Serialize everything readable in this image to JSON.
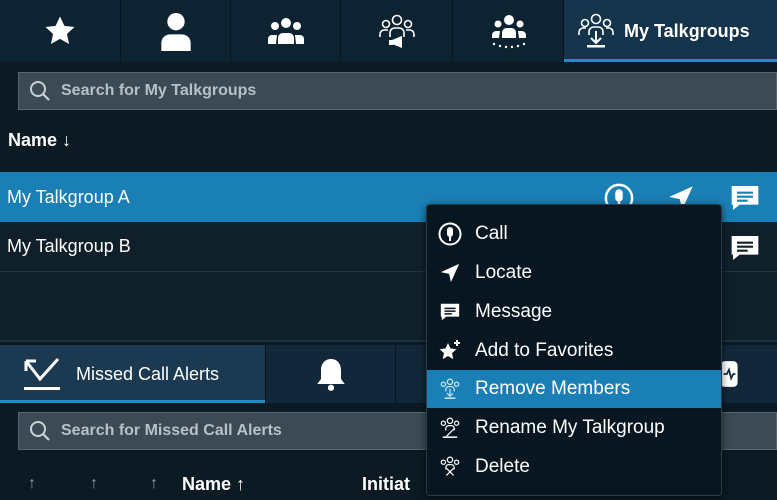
{
  "top_tabs": {
    "active_label": "My Talkgroups",
    "icons": [
      "star-icon",
      "person-icon",
      "group-icon",
      "talkgroup-broadcast-icon",
      "talkgroup-dispatch-icon",
      "my-talkgroups-icon"
    ]
  },
  "search": {
    "placeholder": "Search for My Talkgroups"
  },
  "list": {
    "header": "Name",
    "sort_arrow": "↓",
    "rows": [
      {
        "label": "My Talkgroup A",
        "selected": true
      },
      {
        "label": "My Talkgroup B",
        "selected": false
      }
    ]
  },
  "bottom": {
    "active_tab_label": "Missed Call Alerts",
    "search_placeholder": "Search for Missed Call Alerts",
    "columns": {
      "arrow1": "↑",
      "arrow2": "↑",
      "arrow3": "↑",
      "name": "Name ↑",
      "initiator": "Initiat"
    }
  },
  "context_menu": {
    "items": [
      {
        "label": "Call",
        "icon": "call-icon"
      },
      {
        "label": "Locate",
        "icon": "locate-icon"
      },
      {
        "label": "Message",
        "icon": "message-icon"
      },
      {
        "label": "Add to Favorites",
        "icon": "add-favorite-icon"
      },
      {
        "label": "Remove Members",
        "icon": "remove-members-icon",
        "highlighted": true
      },
      {
        "label": "Rename My Talkgroup",
        "icon": "rename-icon"
      },
      {
        "label": "Delete",
        "icon": "delete-icon"
      }
    ]
  },
  "colors": {
    "accent": "#1a7fb4",
    "background": "#0c1a24"
  }
}
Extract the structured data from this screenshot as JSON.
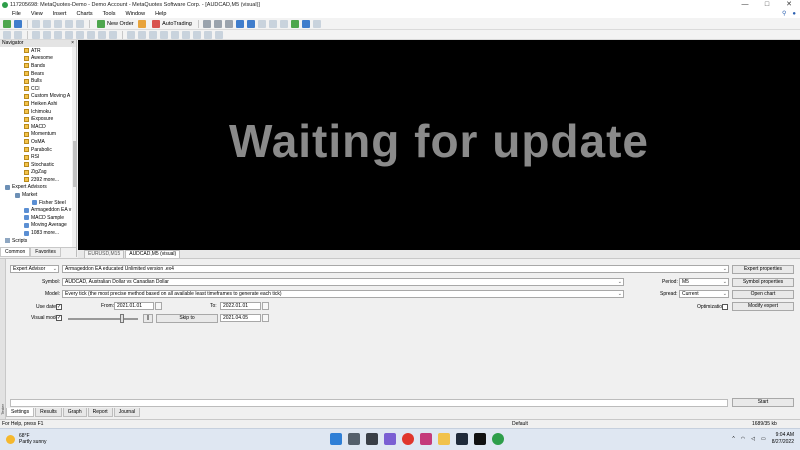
{
  "title_bar": {
    "text": "117205698: MetaQuotes-Demo - Demo Account - MetaQuotes Software Corp. - [AUDCAD,M5 (visual)]",
    "minimize": "—",
    "maximize": "□",
    "close": "✕"
  },
  "menu": [
    "File",
    "View",
    "Insert",
    "Charts",
    "Tools",
    "Window",
    "Help"
  ],
  "toolbar": {
    "new_order": "New Order",
    "autotrading": "AutoTrading"
  },
  "navigator": {
    "title": "Navigator",
    "close": "×",
    "items": [
      "ATR",
      "Awesome",
      "Bands",
      "Bears",
      "Bulls",
      "CCI",
      "Custom Moving A",
      "Heiken Ashi",
      "Ichimoku",
      "iExposure",
      "MACD",
      "Momentum",
      "OsMA",
      "Parabolic",
      "RSI",
      "Stochastic",
      "ZigZag",
      "2392 more..."
    ],
    "expert_advisors": "Expert Advisors",
    "market": "Market",
    "market_item": "Fisher Steel",
    "ea_items": [
      "Armageddon EA v",
      "MACD Sample",
      "Moving Average",
      "1083 more..."
    ],
    "scripts": "Scripts",
    "tabs": [
      "Common",
      "Favorites"
    ]
  },
  "chart": {
    "message": "Waiting for update",
    "tabs": [
      "EURUSD,M15",
      "AUDCAD,M5 (visual)"
    ]
  },
  "tester": {
    "side_label": "Tester",
    "type": "Expert Advisor",
    "expert": "Armageddon EA educated Unlimited version .ex4",
    "symbol_label": "Symbol:",
    "symbol": "AUDCAD, Australian Dollar vs Canadian Dollar",
    "model_label": "Model:",
    "model": "Every tick (the most precise method based on all available least timeframes to generate each tick)",
    "use_date_label": "Use date",
    "from_label": "From:",
    "from": "2021.01.01",
    "to_label": "To:",
    "to": "2022.01.01",
    "visual_label": "Visual mode",
    "pause": "||",
    "skip_to": "Skip to",
    "skip_date": "2021.04.05",
    "period_label": "Period:",
    "period": "M5",
    "spread_label": "Spread:",
    "spread": "Current",
    "optimization_label": "Optimization",
    "buttons": {
      "expert_properties": "Expert properties",
      "symbol_properties": "Symbol properties",
      "open_chart": "Open chart",
      "modify_expert": "Modify expert",
      "start": "Start"
    },
    "tabs": [
      "Settings",
      "Results",
      "Graph",
      "Report",
      "Journal"
    ]
  },
  "status": {
    "help": "For Help, press F1",
    "profile": "Default",
    "traffic": "1689/35 kb"
  },
  "taskbar": {
    "temp": "68°F",
    "weather": "Partly sunny",
    "time": "9:04 AM",
    "date": "8/27/2022"
  }
}
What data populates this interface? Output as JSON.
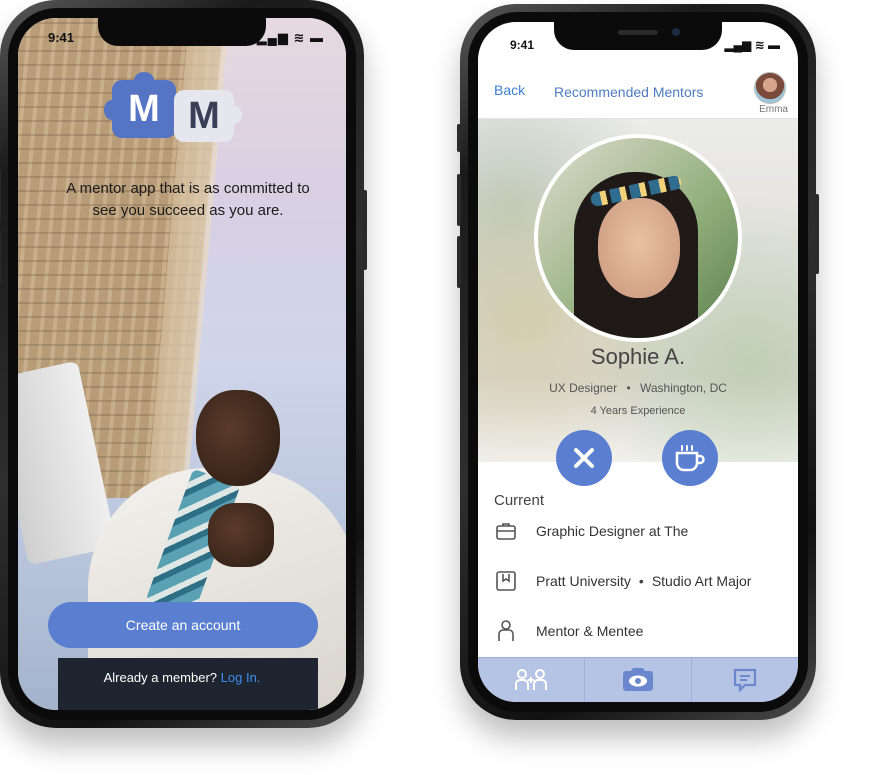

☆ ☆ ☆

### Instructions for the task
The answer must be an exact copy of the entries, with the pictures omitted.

### Answer space
Serialize everything readable in this image to JSON.
{
  "top_tabs": {
    "active_label": "My Talkgroups",
    "icons": [
      "star-icon",
      "person-icon",
      "group-icon",
      "talkgroup-broadcast-icon",
      "talkgroup-dispatch-icon",
      "my-talkgroups-icon"
    ]
  },
  "search": {
    "placeholder": "Search for My Talkgroups"
  },
  "list": {
    "header": "Name",
    "sort_arrow": "↓",
    "rows": [
      {
        "label": "My Talkgroup A",
        "selected": true
      },
      {
        "label": "My Talkgroup B",
        "selected": false
      }
    ]
  },
  "bottom": {
    "active_tab_label": "Missed Call Alerts",
    "search_placeholder": "Search for Missed Call Alerts",
    "columns": {
      "arrow1": "↑",
      "arrow2": "↑",
      "arrow3": "↑",
      "name": "Name ↑",
      "initiator": "Initiat"
    }
  },
  "context_menu": {
    "items": [
      {
        "label": "Call",
        "icon": "call-icon"
      },
      {
        "label": "Locate",
        "icon": "locate-icon"
      },
      {
        "label": "Message",
        "icon": "message-icon"
      },
      {
        "label": "Add to Favorites",
        "icon": "add-favorite-icon"
      },
      {
        "label": "Remove Members",
        "icon": "remove-members-icon",
        "highlighted": true
      },
      {
        "label": "Rename My Talkgroup",
        "icon": "rename-icon"
      },
      {
        "label": "Delete",
        "icon": "delete-icon"
      }
    ]
  },
  "colors": {
    "accent": "#1a7fb4",
    "background": "#0c1a24"
  }
}
Extract the structured data from this screenshot as JSON.
{
  "title_bar": {
    "text": "117205698: MetaQuotes-Demo - Demo Account - MetaQuotes Software Corp. - [AUDCAD,M5 (visual)]",
    "minimize": "—",
    "maximize": "□",
    "close": "✕"
  },
  "menu": [
    "File",
    "View",
    "Insert",
    "Charts",
    "Tools",
    "Window",
    "Help"
  ],
  "toolbar": {
    "new_order": "New Order",
    "autotrading": "AutoTrading"
  },
  "navigator": {
    "title": "Navigator",
    "close": "×",
    "items": [
      "ATR",
      "Awesome",
      "Bands",
      "Bears",
      "Bulls",
      "CCI",
      "Custom Moving A",
      "Heiken Ashi",
      "Ichimoku",
      "iExposure",
      "MACD",
      "Momentum",
      "OsMA",
      "Parabolic",
      "RSI",
      "Stochastic",
      "ZigZag",
      "2392 more..."
    ],
    "expert_advisors": "Expert Advisors",
    "market": "Market",
    "market_item": "Fisher Steel",
    "ea_items": [
      "Armageddon EA v",
      "MACD Sample",
      "Moving Average",
      "1083 more..."
    ],
    "scripts": "Scripts",
    "tabs": [
      "Common",
      "Favorites"
    ]
  },
  "chart": {
    "message": "Waiting for update",
    "tabs": [
      "EURUSD,M15",
      "AUDCAD,M5 (visual)"
    ]
  },
  "tester": {
    "side_label": "Tester",
    "type": "Expert Advisor",
    "expert": "Armageddon EA educated Unlimited version .ex4",
    "symbol_label": "Symbol:",
    "symbol": "AUDCAD, Australian Dollar vs Canadian Dollar",
    "model_label": "Model:",
    "model": "Every tick (the most precise method based on all available least timeframes to generate each tick)",
    "use_date_label": "Use date",
    "from_label": "From:",
    "from": "2021.01.01",
    "to_label": "To:",
    "to": "2022.01.01",
    "visual_label": "Visual mode",
    "pause": "||",
    "skip_to": "Skip to",
    "skip_date": "2021.04.05",
    "period_label": "Period:",
    "period": "M5",
    "spread_label": "Spread:",
    "spread": "Current",
    "optimization_label": "Optimization",
    "buttons": {
      "expert_properties": "Expert properties",
      "symbol_properties": "Symbol properties",
      "open_chart": "Open chart",
      "modify_expert": "Modify expert",
      "start": "Start"
    },
    "tabs": [
      "Settings",
      "Results",
      "Graph",
      "Report",
      "Journal"
    ]
  },
  "status": {
    "help": "For Help, press F1",
    "profile": "Default",
    "traffic": "1689/35 kb"
  },
  "taskbar": {
    "temp": "68°F",
    "weather": "Partly sunny",
    "time": "9:04 AM",
    "date": "8/27/2022"
  }
}
What data populates this interface? Output as JSON.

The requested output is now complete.